Friday, December 21, 2007

Nick Ciarelli of Think Secret: "See I Really" Messed It Up For Everyone Else!



Daring Fireball summarizes Larry Angell on the Think Secret / Apple Deal:

Larry Angell:

"Anyone who thinks Nick at Think Secret didn’t get a big, fat check from Apple is naive."


John Gruber (Daring Fireball ):

That was my first thought, too. Those of you who are convinced that Apple cruelly forced Ciarelli to shutter the site against his will should re-read the cryptic press release. Could be a forced shutdown. Could be a payoff. Totally unclear from the press release. Some sort of deal that involved a reasonably-sized payoff, however, strikes me as more consistent with the tone of the press release and the brief comments Ciarelli and his attorneys have made.

The irony, of course, is that a site whose entire claim to fame and raison d’être was the exposition of “Apple secrets” has itself agreed to a secret deal with Apple.


---------- FIX YOUR THINKING COMMENTARY ----------



I don't know how to tell all of you that this is wrong in so many ways. First off, Apple WILL use this negotiation in the future with other websites; shutdown, settle, or suit. I imagine most websites will choose the first option. This means that my most favorite website may choose this option some day; MacRumors. (Eventhough I think Arnold Kim, MacRumors founder, is very careful with his site and researches his posts well.)

This settlement shows what little integrity Nick Ciarelli had and only goes to show what little respect he has for his fellow Mac bloggers. If my case set blogging ahead; this settlement took it WAY WAY back.

I have been of the opinion a long time ago that Nick was paid off by the retailers that have sued Apple for anti competitive practices with the Apple Store. Maybe one day Nick will reveal this to be true in a tell all book.

MacRumors reports:

Terry Gross of Gross & Belsky LLP told Computerworld, "The First Amendment has prevailed and every Internet journalist should feel some strength from what's happened", claiming that it was clear that Apple was going to lose if they continued to pursue the case. Gross goes on to state that it was settled because Nick Ciarelli was ready to move on to other projects after running ThinkSecret for the past 9 years, since age 13.

Gross challenges that he "would have loved for Apple to go forward on this" and that "Apple would have caved."

In an earlier statement to MacRumors, Ciarelli had said, "I'm very satisfied with the settlement".


Statements like these make me hate the EFF. Apple would have won and won big, and most likely ruined the life of Nick Ciarelli.

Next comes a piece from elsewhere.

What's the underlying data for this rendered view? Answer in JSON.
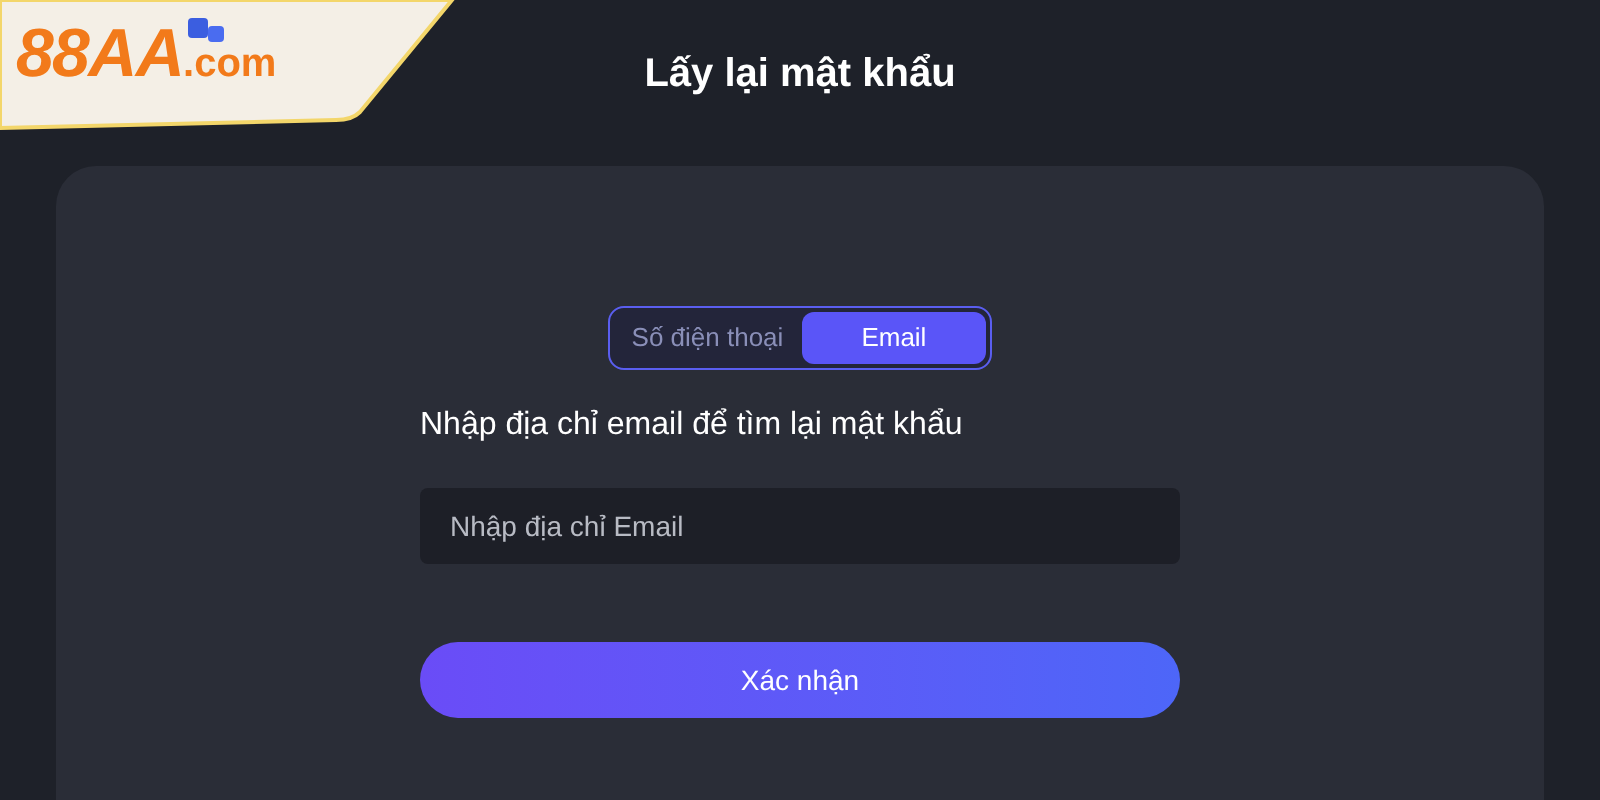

Nick was lucky the EFF was able to obtain this settlement for him (and most likely some legal fees for them) and then able to put this spin on the settlement.

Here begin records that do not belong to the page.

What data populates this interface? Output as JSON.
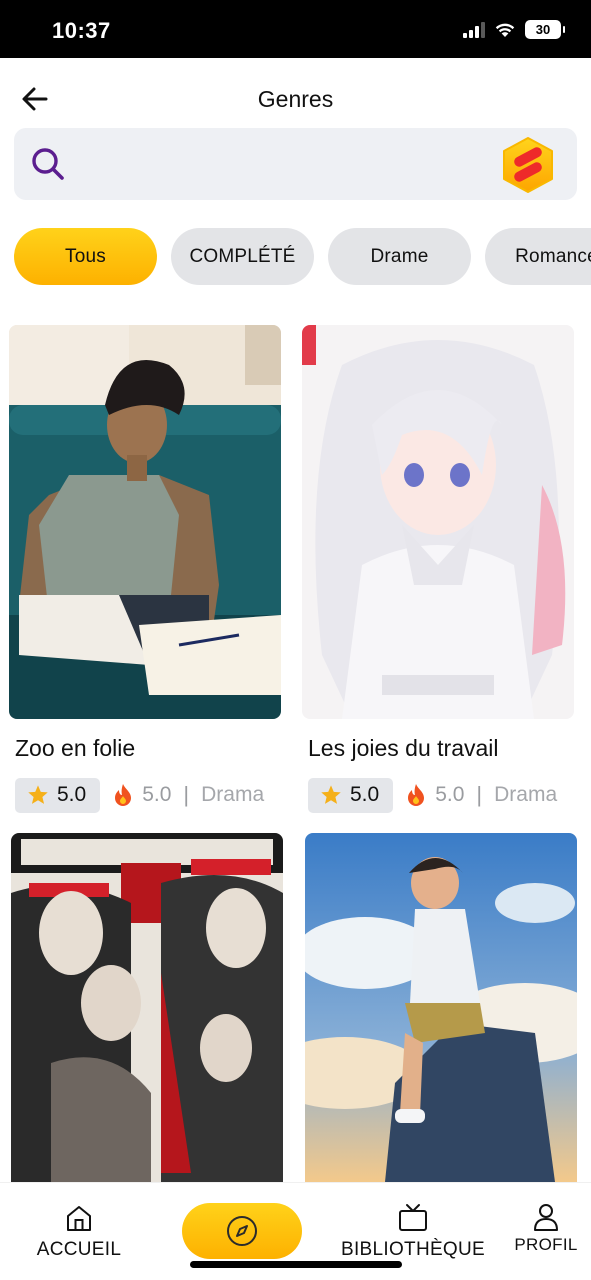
{
  "status_bar": {
    "time": "10:37",
    "battery": "30"
  },
  "header": {
    "title": "Genres",
    "back_icon": "arrow-left-icon"
  },
  "search": {
    "placeholder": "",
    "icon": "search-icon",
    "logo_icon": "app-logo-icon"
  },
  "chips": [
    {
      "label": "Tous",
      "active": true
    },
    {
      "label": "COMPLÉTÉ",
      "active": false
    },
    {
      "label": "Drame",
      "active": false
    },
    {
      "label": "Romance",
      "active": false
    }
  ],
  "cards": [
    {
      "title": "Zoo en folie",
      "rating": "5.0",
      "hot": "5.0",
      "separator": "|",
      "genre": "Drama",
      "cover": "man-on-sofa-reading"
    },
    {
      "title": "Les joies du travail",
      "rating": "5.0",
      "hot": "5.0",
      "separator": "|",
      "genre": "Drama",
      "cover": "white-haired-girl"
    },
    {
      "title": "",
      "rating": "",
      "hot": "",
      "separator": "",
      "genre": "",
      "cover": "red-headband-warriors"
    },
    {
      "title": "",
      "rating": "",
      "hot": "",
      "separator": "",
      "genre": "",
      "cover": "boy-on-rock-sky"
    }
  ],
  "bottom_nav": {
    "home": {
      "label": "ACCUEIL",
      "icon": "home-icon"
    },
    "discover": {
      "label": "",
      "icon": "compass-icon"
    },
    "library": {
      "label": "BIBLIOTHÈQUE",
      "icon": "tv-icon"
    },
    "profile": {
      "label": "PROFIL",
      "icon": "user-icon"
    }
  },
  "colors": {
    "accent_yellow": "#fdc100",
    "chip_gray": "#e3e4e7",
    "search_bg": "#eef0f4",
    "search_icon": "#5b1e8f",
    "logo_red": "#ee2a2a"
  }
}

One of the biggest factors in this settlement is Apple's good will. NIck Ciarelli is young and this lawsuit makes them [Apple] look like bullies. I wish Apple had not chosen this route, but I see it as very strategic, and very dangerous.

The only thing this case did was prove to the detractors of blogs is that blog journalism is for sale. I stood up for my site and could have offered from the beginning to exchange a large sum of money to take the article I posted here down, but I didn't.

REFERENCE:

Don't Bidzirk Me

Evidence Of Think Secret's Loss

Think Secret's Secret Out In The Open



* I also wanted to say that Nick Ciarelli spammed this site with troll comments late yesterday evening - further advancing the "he's just a kid" defense.

* Everyone seems to think Apple may have caved ... just know ... Federal court procedure DEMANDS that you have pre trial mediation.

2 comments:

Anonymous said...

Well, I hate to have to be the one to tell everybody this, but it is the Blogosphere that has to fix it's thinking. And here's why: a jounalist can have a blog; but NOT ALL BLOGGERS ARE JOURNALISTS. The fact that somebody has a blog DOES NOT and SHOULD NOT entitle them to the legal protections of REAL JOURNALISTS who KNOW THE LIMITS and respect them. I don't care how the EFF or anybody else cares to spin it, Nick Ciarelli was NOT a journalist, and by taking part in criminal activities (the breaking of NDAs, knowing reception and public dissemination of said illegally obtained information), he was BREAKING THE LAW. Ergo, the first California court had it right, and the Appeals Court had it wrong. The question everybody in the blogosphere who thinks Nick was an innocent victim of a bullying corporation should ask themselves is whether or not they themselves are willing to take a similar case to the Supreme Court. I know a lot of people think that any and all information should be readily available on the Internet, but the law does not back up this view. I don't work for Apple, or any part of the marketplace involving Apple, and I'm not a lawyer. But this case really is cut and dried. Nick and the EFF are wrong, and so is the blogosphere that supports them in this case. Nick got off lucky; but maybe the next blogger who tries to challenge NDAs and the law won't.

fixyourthinking said...

I agree with 99% of what you said - however some bloggers can be part time journalists. I think nick is/was a journalist.
No one , not even journalist is allowed to break the law - had I done such in my case with Bidzirk I deserved to be convicted of an injustice/crime